Henick told us that TV is a “window”, while mobile is social and that the social and inter active part makes IP more valuable. He pointed to Skam, the Norwegian teen drama that Facebook has purchased to repurpose for its own platform.
Thankfully for those in the content creation business, Henick believes that a “compelling story” is still key. But for Facebook, while the story is the “video spine” of the experience, it’s the interactions with the audience (the “second script”) that make the content compelling.
Make no mistake, this is not the Netflix model, which Henick says is passive viewing of TV-like content. The brave new Facebook video world is all about lean-forward, social entertainment.
Henick believes this is the new normal. He may be right – but only partly.

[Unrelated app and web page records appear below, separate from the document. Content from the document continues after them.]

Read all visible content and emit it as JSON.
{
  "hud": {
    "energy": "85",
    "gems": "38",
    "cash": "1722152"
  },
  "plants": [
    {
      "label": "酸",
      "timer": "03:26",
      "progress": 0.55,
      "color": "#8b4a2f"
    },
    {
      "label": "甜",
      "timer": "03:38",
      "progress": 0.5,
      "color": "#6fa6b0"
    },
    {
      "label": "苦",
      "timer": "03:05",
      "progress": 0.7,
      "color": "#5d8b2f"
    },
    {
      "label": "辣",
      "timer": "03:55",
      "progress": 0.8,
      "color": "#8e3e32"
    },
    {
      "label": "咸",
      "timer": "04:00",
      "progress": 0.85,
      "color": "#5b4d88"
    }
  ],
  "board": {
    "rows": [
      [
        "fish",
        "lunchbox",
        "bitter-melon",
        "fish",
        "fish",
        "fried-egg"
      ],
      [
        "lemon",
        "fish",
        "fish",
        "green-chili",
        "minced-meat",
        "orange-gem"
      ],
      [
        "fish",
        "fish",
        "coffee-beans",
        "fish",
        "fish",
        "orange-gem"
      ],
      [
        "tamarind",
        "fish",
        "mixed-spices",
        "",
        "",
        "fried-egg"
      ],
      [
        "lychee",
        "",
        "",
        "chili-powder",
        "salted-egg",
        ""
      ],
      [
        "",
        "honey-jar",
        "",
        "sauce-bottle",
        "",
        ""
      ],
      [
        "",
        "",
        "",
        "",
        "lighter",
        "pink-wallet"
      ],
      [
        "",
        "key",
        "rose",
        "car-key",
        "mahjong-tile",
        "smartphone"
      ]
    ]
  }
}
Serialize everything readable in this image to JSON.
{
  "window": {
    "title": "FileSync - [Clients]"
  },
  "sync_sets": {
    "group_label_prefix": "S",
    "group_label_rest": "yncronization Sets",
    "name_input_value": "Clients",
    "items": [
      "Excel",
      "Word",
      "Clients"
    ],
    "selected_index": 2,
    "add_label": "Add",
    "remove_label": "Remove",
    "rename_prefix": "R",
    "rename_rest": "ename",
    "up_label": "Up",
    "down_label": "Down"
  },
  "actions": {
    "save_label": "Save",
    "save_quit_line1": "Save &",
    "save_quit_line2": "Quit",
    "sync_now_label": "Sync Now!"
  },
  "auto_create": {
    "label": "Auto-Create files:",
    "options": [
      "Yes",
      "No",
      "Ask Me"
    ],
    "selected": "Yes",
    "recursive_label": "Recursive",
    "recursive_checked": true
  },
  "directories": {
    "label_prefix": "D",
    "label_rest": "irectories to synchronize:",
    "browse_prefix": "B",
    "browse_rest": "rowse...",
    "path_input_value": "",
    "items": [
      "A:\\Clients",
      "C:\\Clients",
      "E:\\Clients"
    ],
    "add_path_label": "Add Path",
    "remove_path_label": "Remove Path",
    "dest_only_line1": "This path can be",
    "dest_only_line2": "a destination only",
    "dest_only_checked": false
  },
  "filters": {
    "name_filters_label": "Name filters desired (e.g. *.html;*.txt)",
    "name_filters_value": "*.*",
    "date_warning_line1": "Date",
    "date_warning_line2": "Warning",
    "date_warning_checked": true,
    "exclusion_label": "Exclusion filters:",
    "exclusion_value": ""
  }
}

There are other ways to engage audiences: one example from Mip TV was a multi-territory scripted project called The Net, in which the perceived hero in one country may turn out to be the villain in another – a twist on multi-viewpoint drama.
It’s been an interesting period, with Mip TV offering clues as to the next attention-getting content, to Facebook’s public mea culpa and the end of Sir Martin. I’ll miss the latter’s metaphors on the economy and the media business.
Meanwhile, I’m not sure that Facebook will actually reform its business model to protect users’ data to the extent that many of us might like. The age of social entertainment may be coming, but I think it will remain a subset to those who want to be delivered a fully formed story.
Only tomorrow will tell – and that’s 24 hours away.